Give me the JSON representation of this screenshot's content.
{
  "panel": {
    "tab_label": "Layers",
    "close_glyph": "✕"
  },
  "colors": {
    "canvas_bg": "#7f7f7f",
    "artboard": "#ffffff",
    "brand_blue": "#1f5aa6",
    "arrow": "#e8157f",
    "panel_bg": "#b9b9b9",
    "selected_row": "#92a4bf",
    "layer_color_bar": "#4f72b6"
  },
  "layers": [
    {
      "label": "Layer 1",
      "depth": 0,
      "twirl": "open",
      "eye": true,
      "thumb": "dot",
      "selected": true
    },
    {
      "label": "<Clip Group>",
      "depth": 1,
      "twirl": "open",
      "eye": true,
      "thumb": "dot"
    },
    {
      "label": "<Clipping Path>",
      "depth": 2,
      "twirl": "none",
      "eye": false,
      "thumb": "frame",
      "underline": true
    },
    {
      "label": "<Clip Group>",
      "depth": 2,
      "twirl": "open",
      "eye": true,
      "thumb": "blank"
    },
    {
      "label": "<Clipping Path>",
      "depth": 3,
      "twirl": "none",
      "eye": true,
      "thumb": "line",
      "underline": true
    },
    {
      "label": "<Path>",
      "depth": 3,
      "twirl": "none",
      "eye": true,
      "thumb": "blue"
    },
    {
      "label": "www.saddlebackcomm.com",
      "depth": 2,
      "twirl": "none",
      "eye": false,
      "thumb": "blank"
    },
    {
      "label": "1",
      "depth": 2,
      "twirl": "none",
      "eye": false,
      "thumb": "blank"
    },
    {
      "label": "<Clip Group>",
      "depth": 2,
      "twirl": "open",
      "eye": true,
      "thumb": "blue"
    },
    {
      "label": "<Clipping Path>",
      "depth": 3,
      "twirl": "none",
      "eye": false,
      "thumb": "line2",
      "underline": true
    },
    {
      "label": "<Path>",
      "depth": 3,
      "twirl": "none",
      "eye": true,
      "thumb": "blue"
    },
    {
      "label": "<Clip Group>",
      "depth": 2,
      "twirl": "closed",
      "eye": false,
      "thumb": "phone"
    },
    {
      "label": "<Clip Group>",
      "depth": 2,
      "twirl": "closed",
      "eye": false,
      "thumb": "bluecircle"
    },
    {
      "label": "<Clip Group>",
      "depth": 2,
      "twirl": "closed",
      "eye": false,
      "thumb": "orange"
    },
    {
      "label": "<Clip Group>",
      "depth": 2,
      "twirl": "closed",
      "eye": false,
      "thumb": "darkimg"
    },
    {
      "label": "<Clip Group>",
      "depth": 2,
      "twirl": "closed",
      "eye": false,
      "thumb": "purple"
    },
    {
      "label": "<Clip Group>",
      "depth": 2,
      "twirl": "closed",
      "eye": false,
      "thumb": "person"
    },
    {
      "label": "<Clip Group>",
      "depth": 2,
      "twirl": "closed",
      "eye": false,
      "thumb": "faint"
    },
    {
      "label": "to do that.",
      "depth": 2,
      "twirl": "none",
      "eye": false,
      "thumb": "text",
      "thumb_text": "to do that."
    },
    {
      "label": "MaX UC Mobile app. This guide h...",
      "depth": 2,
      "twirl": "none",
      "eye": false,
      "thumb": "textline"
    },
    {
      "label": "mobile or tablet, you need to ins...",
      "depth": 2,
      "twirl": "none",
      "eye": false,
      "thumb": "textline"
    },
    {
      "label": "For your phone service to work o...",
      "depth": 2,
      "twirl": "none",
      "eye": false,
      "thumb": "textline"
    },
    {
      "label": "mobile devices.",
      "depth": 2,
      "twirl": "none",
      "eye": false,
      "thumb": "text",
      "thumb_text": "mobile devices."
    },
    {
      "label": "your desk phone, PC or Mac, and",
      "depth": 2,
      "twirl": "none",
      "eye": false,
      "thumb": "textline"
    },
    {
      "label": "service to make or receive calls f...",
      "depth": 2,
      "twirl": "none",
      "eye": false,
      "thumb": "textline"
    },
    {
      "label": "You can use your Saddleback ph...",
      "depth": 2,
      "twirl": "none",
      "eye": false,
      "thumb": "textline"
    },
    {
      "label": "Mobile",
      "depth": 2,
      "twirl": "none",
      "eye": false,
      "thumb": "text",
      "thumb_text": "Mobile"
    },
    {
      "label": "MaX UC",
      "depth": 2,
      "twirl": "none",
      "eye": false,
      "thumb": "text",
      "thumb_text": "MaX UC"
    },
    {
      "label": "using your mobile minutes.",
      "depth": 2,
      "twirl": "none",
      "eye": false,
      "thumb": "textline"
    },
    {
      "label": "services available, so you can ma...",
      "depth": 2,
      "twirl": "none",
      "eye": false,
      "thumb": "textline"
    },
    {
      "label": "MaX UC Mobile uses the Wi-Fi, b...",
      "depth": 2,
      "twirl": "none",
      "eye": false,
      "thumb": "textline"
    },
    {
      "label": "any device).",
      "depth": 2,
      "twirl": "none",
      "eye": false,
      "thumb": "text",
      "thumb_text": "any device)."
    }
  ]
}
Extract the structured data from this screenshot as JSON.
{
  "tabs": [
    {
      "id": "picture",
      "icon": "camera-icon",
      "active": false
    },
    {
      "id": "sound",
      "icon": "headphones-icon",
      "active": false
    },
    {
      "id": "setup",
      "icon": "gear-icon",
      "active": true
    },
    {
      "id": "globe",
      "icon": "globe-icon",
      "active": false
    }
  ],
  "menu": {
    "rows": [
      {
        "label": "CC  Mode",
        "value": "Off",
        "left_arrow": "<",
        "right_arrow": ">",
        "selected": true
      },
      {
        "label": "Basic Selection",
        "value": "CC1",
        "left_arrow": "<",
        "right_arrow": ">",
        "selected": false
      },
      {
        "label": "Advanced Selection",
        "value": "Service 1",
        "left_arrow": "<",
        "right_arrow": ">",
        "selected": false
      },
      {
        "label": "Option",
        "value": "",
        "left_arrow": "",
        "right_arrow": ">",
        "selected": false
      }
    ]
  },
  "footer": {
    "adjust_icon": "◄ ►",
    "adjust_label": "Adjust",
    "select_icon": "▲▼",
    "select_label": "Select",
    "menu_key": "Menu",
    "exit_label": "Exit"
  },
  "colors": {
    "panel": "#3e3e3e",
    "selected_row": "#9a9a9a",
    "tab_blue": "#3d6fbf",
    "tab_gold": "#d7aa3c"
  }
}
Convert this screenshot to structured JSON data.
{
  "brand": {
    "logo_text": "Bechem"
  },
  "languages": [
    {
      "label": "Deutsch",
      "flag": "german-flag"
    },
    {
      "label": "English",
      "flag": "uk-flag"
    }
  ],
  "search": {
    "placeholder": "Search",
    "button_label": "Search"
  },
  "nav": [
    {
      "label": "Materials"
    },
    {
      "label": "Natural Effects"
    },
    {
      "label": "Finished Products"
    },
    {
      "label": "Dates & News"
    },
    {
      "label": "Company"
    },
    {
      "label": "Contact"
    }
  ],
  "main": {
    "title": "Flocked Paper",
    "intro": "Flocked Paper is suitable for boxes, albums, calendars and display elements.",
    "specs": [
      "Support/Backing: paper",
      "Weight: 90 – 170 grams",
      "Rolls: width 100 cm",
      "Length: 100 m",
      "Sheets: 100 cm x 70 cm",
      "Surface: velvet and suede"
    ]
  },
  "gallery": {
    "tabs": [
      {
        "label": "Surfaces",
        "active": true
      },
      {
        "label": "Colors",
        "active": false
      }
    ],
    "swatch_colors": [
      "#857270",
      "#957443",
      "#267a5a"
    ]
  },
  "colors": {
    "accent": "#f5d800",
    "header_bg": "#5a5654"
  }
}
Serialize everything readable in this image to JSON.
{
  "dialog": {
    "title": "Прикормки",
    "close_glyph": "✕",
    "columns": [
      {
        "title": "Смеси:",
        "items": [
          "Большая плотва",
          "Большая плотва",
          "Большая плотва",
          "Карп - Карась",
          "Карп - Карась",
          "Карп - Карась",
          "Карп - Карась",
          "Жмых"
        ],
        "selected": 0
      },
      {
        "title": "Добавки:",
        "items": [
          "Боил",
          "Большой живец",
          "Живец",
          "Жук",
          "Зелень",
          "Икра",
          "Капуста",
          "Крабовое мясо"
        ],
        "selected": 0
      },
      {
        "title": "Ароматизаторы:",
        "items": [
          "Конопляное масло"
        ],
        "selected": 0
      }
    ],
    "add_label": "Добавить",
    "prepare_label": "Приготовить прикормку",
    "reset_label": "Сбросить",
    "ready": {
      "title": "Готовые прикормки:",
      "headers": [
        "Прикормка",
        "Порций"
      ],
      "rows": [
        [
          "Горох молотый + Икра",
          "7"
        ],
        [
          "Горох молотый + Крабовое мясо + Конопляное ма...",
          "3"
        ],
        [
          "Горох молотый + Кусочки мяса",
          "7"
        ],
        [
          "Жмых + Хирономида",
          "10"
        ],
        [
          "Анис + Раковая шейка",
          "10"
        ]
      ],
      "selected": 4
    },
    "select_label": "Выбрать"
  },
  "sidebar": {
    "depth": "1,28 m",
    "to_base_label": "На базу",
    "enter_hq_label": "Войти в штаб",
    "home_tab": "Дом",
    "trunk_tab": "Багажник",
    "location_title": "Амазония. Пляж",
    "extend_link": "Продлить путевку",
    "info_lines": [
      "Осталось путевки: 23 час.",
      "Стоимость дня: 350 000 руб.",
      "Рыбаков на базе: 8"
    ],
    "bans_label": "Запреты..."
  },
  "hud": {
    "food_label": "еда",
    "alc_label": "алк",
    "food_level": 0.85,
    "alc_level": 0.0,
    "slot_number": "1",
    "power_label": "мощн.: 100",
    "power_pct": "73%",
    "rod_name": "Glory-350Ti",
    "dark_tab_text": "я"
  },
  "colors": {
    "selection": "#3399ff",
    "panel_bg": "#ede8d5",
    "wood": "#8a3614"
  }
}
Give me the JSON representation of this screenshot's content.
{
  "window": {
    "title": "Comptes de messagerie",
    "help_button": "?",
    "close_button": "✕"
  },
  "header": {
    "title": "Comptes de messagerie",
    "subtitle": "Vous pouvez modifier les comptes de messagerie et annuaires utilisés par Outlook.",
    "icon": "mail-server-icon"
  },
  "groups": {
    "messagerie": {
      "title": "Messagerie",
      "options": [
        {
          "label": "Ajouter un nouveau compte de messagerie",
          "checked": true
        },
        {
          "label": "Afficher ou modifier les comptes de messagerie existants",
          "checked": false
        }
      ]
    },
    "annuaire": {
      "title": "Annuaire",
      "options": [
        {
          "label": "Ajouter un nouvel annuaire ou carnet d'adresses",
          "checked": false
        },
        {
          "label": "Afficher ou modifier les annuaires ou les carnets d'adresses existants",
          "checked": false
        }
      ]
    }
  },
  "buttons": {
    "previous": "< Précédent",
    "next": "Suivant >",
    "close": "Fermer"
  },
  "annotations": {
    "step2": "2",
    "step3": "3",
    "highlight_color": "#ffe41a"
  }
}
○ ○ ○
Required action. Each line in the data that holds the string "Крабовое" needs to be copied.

Reply.
          "Крабовое мясо"
          "Горох молотый + Крабовое мясо + Конопляное ма...",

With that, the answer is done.